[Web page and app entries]
*****
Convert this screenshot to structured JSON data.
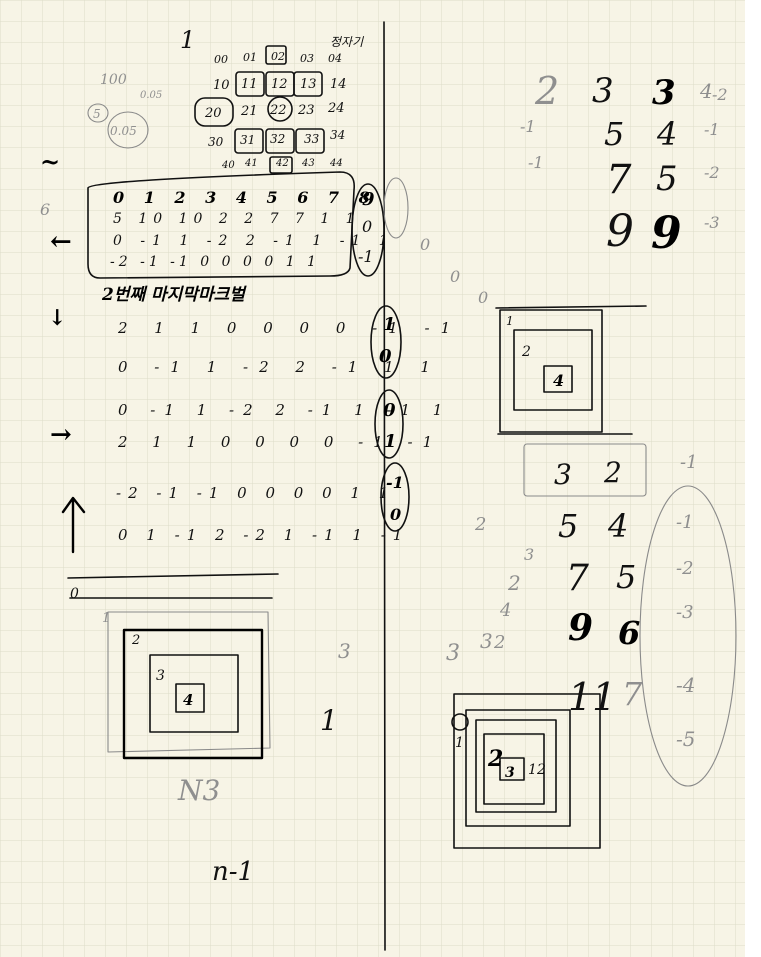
{
  "header": {
    "mark_one": "1",
    "title_scribble": "정자기",
    "scale": "100",
    "scale_small": "0.05",
    "circ_five": "5",
    "circ_005": "0.05"
  },
  "grid_codes": [
    [
      "00",
      "01",
      "02",
      "03",
      "04"
    ],
    [
      "10",
      "11",
      "12",
      "13",
      "14"
    ],
    [
      "20",
      "21",
      "22",
      "23",
      "24"
    ],
    [
      "30",
      "31",
      "32",
      "33",
      "34"
    ],
    [
      "40",
      "41",
      "42",
      "43",
      "44"
    ]
  ],
  "left_arrows": [
    "~",
    "6",
    "←",
    "↓",
    "→",
    "↑"
  ],
  "boxed_rows": [
    "0 1 2 3 4 5 6 7 8",
    "5 10 10 2 2 7 7 1 1",
    "0 -1 1 -2 2 -1 1 -1 1",
    "-2 -1 -1 0 0 0 0 1 1"
  ],
  "boxed_circle_values": [
    "9",
    "0",
    "-1"
  ],
  "korean_heading": "2번째  마지막마크벌",
  "down_rows": [
    "2 1 1 0 0 0 0 -1 -1",
    "0 -1 1 -2 2 -1 1 1"
  ],
  "down_circles": [
    "1",
    "0"
  ],
  "right_rows": [
    "0 -1 1 -2 2 -1 1 -1 1",
    "2 1 1 0 0 0 0 -1 -1"
  ],
  "right_circles": [
    "0",
    "1"
  ],
  "up_rows": [
    "-2 -1 -1 0 0 0 0 1 1",
    "0 1 -1 2 -2 1 -1 1 -1"
  ],
  "up_circles": [
    "-1",
    "0"
  ],
  "bottom_left": {
    "zero": "0",
    "labels": [
      "1",
      "2",
      "3",
      "4"
    ],
    "three": "3",
    "one": "1",
    "n3": "N3",
    "formula": "n-1"
  },
  "right_top": {
    "rows": [
      [
        "2",
        "3",
        "3",
        "4"
      ],
      [
        "5",
        "4"
      ],
      [
        "7",
        "5"
      ],
      [
        "9",
        "9"
      ]
    ],
    "side_marks": [
      "-1",
      "-1",
      "-2",
      "-1",
      "-2",
      "-3"
    ],
    "zeros": [
      "0",
      "0",
      "0"
    ]
  },
  "right_squares": {
    "labels": [
      "1",
      "2",
      "4"
    ]
  },
  "right_table": {
    "rows": [
      [
        "3",
        "2"
      ],
      [
        "5",
        "4"
      ],
      [
        "7",
        "5"
      ],
      [
        "9",
        "6"
      ],
      [
        "11",
        "7"
      ]
    ],
    "ovals": [
      "-1",
      "-1",
      "-2",
      "-3",
      "-4",
      "-5"
    ],
    "side_nums": [
      "2",
      "3",
      "2",
      "4",
      "3",
      "3",
      "2"
    ]
  },
  "right_bottom_squares": {
    "labels": [
      "1",
      "2",
      "3",
      "1",
      "2"
    ]
  }
}
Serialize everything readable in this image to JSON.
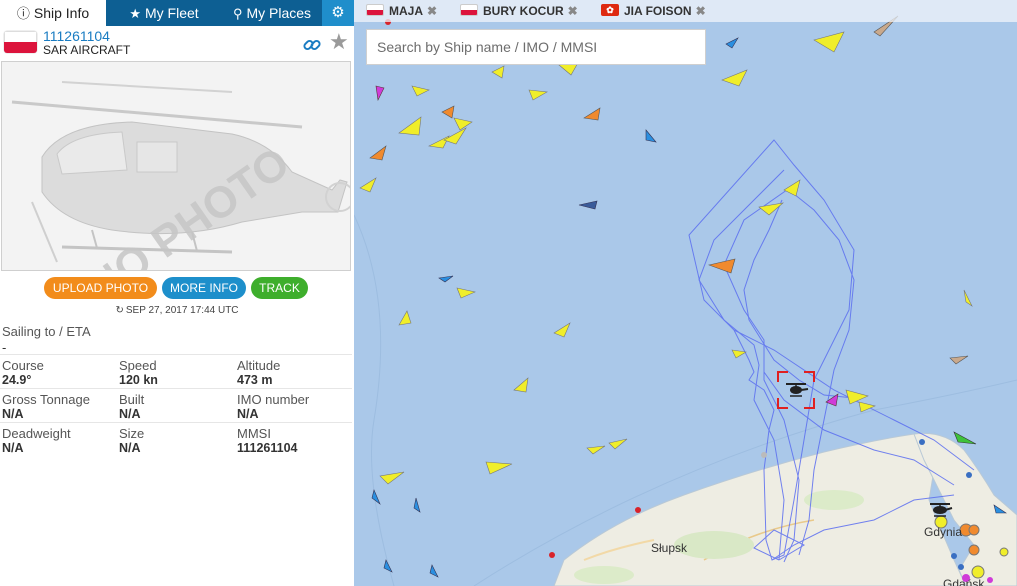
{
  "tabs": {
    "ship_info": "Ship Info",
    "my_fleet": "My Fleet",
    "my_places": "My Places",
    "settings_icon": "gear-icon"
  },
  "vessel": {
    "id": "111261104",
    "type": "SAR AIRCRAFT",
    "flag": "poland-flag",
    "photo_watermark": "NO PHOTO"
  },
  "actions": {
    "upload_photo": "UPLOAD PHOTO",
    "more_info": "MORE INFO",
    "track": "TRACK"
  },
  "timestamp": "SEP 27, 2017 17:44 UTC",
  "sailing": {
    "label": "Sailing to / ETA",
    "value": "-"
  },
  "details": [
    [
      {
        "label": "Course",
        "value": "24.9°"
      },
      {
        "label": "Speed",
        "value": "120 kn"
      },
      {
        "label": "Altitude",
        "value": "473 m"
      }
    ],
    [
      {
        "label": "Gross Tonnage",
        "value": "N/A"
      },
      {
        "label": "Built",
        "value": "N/A"
      },
      {
        "label": "IMO number",
        "value": "N/A"
      }
    ],
    [
      {
        "label": "Deadweight",
        "value": "N/A"
      },
      {
        "label": "Size",
        "value": "N/A"
      },
      {
        "label": "MMSI",
        "value": "111261104"
      }
    ]
  ],
  "pinned_vessels": [
    {
      "name": "MAJA",
      "flag": "poland-flag"
    },
    {
      "name": "BURY KOCUR",
      "flag": "poland-flag"
    },
    {
      "name": "JIA FOISON",
      "flag": "hong-kong-flag"
    }
  ],
  "search": {
    "placeholder": "Search by Ship name / IMO / MMSI"
  },
  "map": {
    "places": [
      "Słupsk",
      "Gdynia",
      "Gdańsk"
    ],
    "colors": {
      "sea": "#aac8e9",
      "land": "#eeede2",
      "track": "#5b6ef0",
      "cargo": "#f0ee2a",
      "tanker": "#f08a2e",
      "passenger": "#2b8fe0",
      "fishing": "#d03bd8",
      "tug": "#3ec23a",
      "selection": "#e02020"
    }
  }
}
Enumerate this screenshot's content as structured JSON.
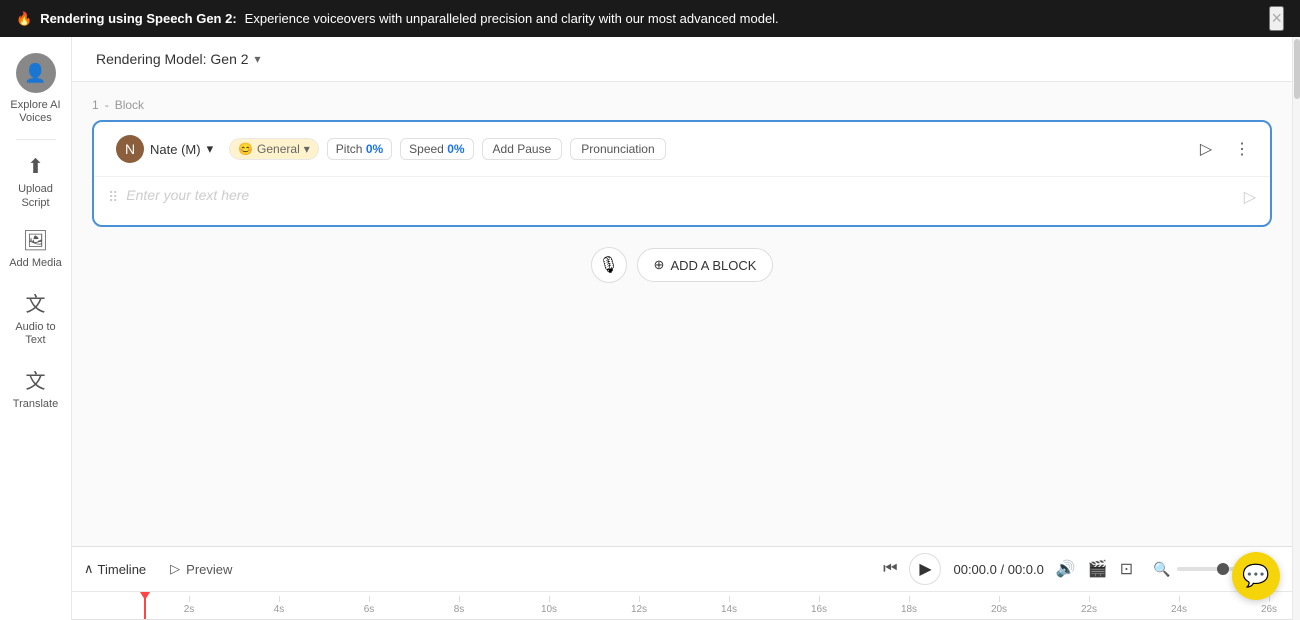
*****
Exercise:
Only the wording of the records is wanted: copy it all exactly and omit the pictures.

Task answer:
Convert this screenshot to structured JSON data.
{
  "header": {
    "mark_one": "1",
    "title_scribble": "정자기",
    "scale": "100",
    "scale_small": "0.05",
    "circ_five": "5",
    "circ_005": "0.05"
  },
  "grid_codes": [
    [
      "00",
      "01",
      "02",
      "03",
      "04"
    ],
    [
      "10",
      "11",
      "12",
      "13",
      "14"
    ],
    [
      "20",
      "21",
      "22",
      "23",
      "24"
    ],
    [
      "30",
      "31",
      "32",
      "33",
      "34"
    ],
    [
      "40",
      "41",
      "42",
      "43",
      "44"
    ]
  ],
  "left_arrows": [
    "~",
    "6",
    "←",
    "↓",
    "→",
    "↑"
  ],
  "boxed_rows": [
    "0 1 2 3 4 5 6 7 8",
    "5 10 10 2 2 7 7 1 1",
    "0 -1 1 -2 2 -1 1 -1 1",
    "-2 -1 -1 0 0 0 0 1 1"
  ],
  "boxed_circle_values": [
    "9",
    "0",
    "-1"
  ],
  "korean_heading": "2번째  마지막마크벌",
  "down_rows": [
    "2 1 1 0 0 0 0 -1 -1",
    "0 -1 1 -2 2 -1 1 1"
  ],
  "down_circles": [
    "1",
    "0"
  ],
  "right_rows": [
    "0 -1 1 -2 2 -1 1 -1 1",
    "2 1 1 0 0 0 0 -1 -1"
  ],
  "right_circles": [
    "0",
    "1"
  ],
  "up_rows": [
    "-2 -1 -1 0 0 0 0 1 1",
    "0 1 -1 2 -2 1 -1 1 -1"
  ],
  "up_circles": [
    "-1",
    "0"
  ],
  "bottom_left": {
    "zero": "0",
    "labels": [
      "1",
      "2",
      "3",
      "4"
    ],
    "three": "3",
    "one": "1",
    "n3": "N3",
    "formula": "n-1"
  },
  "right_top": {
    "rows": [
      [
        "2",
        "3",
        "3",
        "4"
      ],
      [
        "5",
        "4"
      ],
      [
        "7",
        "5"
      ],
      [
        "9",
        "9"
      ]
    ],
    "side_marks": [
      "-1",
      "-1",
      "-2",
      "-1",
      "-2",
      "-3"
    ],
    "zeros": [
      "0",
      "0",
      "0"
    ]
  },
  "right_squares": {
    "labels": [
      "1",
      "2",
      "4"
    ]
  },
  "right_table": {
    "rows": [
      [
        "3",
        "2"
      ],
      [
        "5",
        "4"
      ],
      [
        "7",
        "5"
      ],
      [
        "9",
        "6"
      ],
      [
        "11",
        "7"
      ]
    ],
    "ovals": [
      "-1",
      "-1",
      "-2",
      "-3",
      "-4",
      "-5"
    ],
    "side_nums": [
      "2",
      "3",
      "2",
      "4",
      "3",
      "3",
      "2"
    ]
  },
  "right_bottom_squares": {
    "labels": [
      "1",
      "2",
      "3",
      "1",
      "2"
    ]
  }
}
Serialize everything readable in this image to JSON.
{
  "tabs": {
    "ship_info": "Ship Info",
    "my_fleet": "My Fleet",
    "my_places": "My Places",
    "settings_icon": "gear-icon"
  },
  "vessel": {
    "id": "111261104",
    "type": "SAR AIRCRAFT",
    "flag": "poland-flag",
    "photo_watermark": "NO PHOTO"
  },
  "actions": {
    "upload_photo": "UPLOAD PHOTO",
    "more_info": "MORE INFO",
    "track": "TRACK"
  },
  "timestamp": "SEP 27, 2017 17:44 UTC",
  "sailing": {
    "label": "Sailing to / ETA",
    "value": "-"
  },
  "details": [
    [
      {
        "label": "Course",
        "value": "24.9°"
      },
      {
        "label": "Speed",
        "value": "120 kn"
      },
      {
        "label": "Altitude",
        "value": "473 m"
      }
    ],
    [
      {
        "label": "Gross Tonnage",
        "value": "N/A"
      },
      {
        "label": "Built",
        "value": "N/A"
      },
      {
        "label": "IMO number",
        "value": "N/A"
      }
    ],
    [
      {
        "label": "Deadweight",
        "value": "N/A"
      },
      {
        "label": "Size",
        "value": "N/A"
      },
      {
        "label": "MMSI",
        "value": "111261104"
      }
    ]
  ],
  "pinned_vessels": [
    {
      "name": "MAJA",
      "flag": "poland-flag"
    },
    {
      "name": "BURY KOCUR",
      "flag": "poland-flag"
    },
    {
      "name": "JIA FOISON",
      "flag": "hong-kong-flag"
    }
  ],
  "search": {
    "placeholder": "Search by Ship name / IMO / MMSI"
  },
  "map": {
    "places": [
      "Słupsk",
      "Gdynia",
      "Gdańsk"
    ],
    "colors": {
      "sea": "#aac8e9",
      "land": "#eeede2",
      "track": "#5b6ef0",
      "cargo": "#f0ee2a",
      "tanker": "#f08a2e",
      "passenger": "#2b8fe0",
      "fishing": "#d03bd8",
      "tug": "#3ec23a",
      "selection": "#e02020"
    }
  }
}
Enumerate this screenshot's content as structured JSON.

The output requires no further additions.